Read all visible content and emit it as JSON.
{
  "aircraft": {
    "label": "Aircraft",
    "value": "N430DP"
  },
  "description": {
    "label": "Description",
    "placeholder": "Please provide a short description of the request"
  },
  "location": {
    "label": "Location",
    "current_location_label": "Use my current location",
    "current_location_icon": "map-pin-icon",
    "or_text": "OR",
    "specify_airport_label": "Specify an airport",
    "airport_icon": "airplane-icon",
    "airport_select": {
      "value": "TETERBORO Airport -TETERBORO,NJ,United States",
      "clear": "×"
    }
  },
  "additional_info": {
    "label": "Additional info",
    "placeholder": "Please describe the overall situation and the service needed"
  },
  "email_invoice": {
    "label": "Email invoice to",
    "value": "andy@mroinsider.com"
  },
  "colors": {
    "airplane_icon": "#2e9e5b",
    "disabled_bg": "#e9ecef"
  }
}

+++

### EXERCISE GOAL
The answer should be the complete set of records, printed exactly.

### SOLUTION FOR THIS PROBLEM
Read all visible content and emit it as JSON.
{
  "aircraft": {
    "label": "Aircraft",
    "value": "N430DP"
  },
  "description": {
    "label": "Description",
    "placeholder": "Please provide a short description of the request"
  },
  "location": {
    "label": "Location",
    "current_location_label": "Use my current location",
    "current_location_icon": "map-pin-icon",
    "or_text": "OR",
    "specify_airport_label": "Specify an airport",
    "airport_icon": "airplane-icon",
    "airport_select": {
      "value": "TETERBORO Airport -TETERBORO,NJ,United States",
      "clear": "×"
    }
  },
  "additional_info": {
    "label": "Additional info",
    "placeholder": "Please describe the overall situation and the service needed"
  },
  "email_invoice": {
    "label": "Email invoice to",
    "value": "andy@mroinsider.com"
  },
  "colors": {
    "airplane_icon": "#2e9e5b",
    "disabled_bg": "#e9ecef"
  }
}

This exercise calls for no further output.